**WHAT YOU WILL DO**
Check each line of the listing below for the string "Rules", then copy every line that has it.

**PROVIDED ENTRIES**

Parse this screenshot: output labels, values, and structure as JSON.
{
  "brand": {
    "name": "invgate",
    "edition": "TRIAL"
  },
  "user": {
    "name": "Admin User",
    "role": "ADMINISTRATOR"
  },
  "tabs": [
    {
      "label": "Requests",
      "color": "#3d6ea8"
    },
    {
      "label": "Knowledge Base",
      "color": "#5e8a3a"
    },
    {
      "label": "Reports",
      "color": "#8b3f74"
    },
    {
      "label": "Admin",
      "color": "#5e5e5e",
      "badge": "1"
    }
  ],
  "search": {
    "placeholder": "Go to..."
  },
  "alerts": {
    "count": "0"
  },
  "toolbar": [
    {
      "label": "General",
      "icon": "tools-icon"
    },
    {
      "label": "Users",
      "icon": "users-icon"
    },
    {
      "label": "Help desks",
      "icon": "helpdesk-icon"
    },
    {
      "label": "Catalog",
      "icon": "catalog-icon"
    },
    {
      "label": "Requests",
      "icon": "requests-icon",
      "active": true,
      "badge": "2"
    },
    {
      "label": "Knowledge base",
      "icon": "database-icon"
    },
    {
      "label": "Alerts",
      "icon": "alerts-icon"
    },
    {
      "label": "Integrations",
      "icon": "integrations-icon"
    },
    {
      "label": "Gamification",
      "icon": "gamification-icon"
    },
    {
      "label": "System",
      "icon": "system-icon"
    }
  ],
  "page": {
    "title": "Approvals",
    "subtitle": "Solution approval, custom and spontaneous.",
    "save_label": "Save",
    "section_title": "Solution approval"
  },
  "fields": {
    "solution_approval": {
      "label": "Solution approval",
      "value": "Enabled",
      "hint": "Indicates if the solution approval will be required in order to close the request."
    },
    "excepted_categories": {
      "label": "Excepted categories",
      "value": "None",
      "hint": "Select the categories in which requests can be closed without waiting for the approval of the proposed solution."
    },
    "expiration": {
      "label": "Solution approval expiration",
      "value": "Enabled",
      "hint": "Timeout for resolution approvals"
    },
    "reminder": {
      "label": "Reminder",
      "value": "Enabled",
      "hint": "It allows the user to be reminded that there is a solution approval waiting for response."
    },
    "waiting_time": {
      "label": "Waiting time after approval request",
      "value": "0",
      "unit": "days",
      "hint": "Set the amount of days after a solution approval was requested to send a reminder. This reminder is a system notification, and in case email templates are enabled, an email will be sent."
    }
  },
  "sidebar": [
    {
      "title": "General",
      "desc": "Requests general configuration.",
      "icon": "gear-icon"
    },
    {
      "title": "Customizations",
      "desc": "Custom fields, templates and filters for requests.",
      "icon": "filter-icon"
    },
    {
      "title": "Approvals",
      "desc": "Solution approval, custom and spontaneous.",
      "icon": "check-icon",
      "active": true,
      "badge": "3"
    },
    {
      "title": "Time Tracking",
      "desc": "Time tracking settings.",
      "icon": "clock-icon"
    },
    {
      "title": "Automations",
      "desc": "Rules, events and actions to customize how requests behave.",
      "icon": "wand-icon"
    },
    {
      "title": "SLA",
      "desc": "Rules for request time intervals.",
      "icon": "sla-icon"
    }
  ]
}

**REPLY**
      "desc": "Rules, events and actions to customize how requests behave.",
      "desc": "Rules for request time intervals.",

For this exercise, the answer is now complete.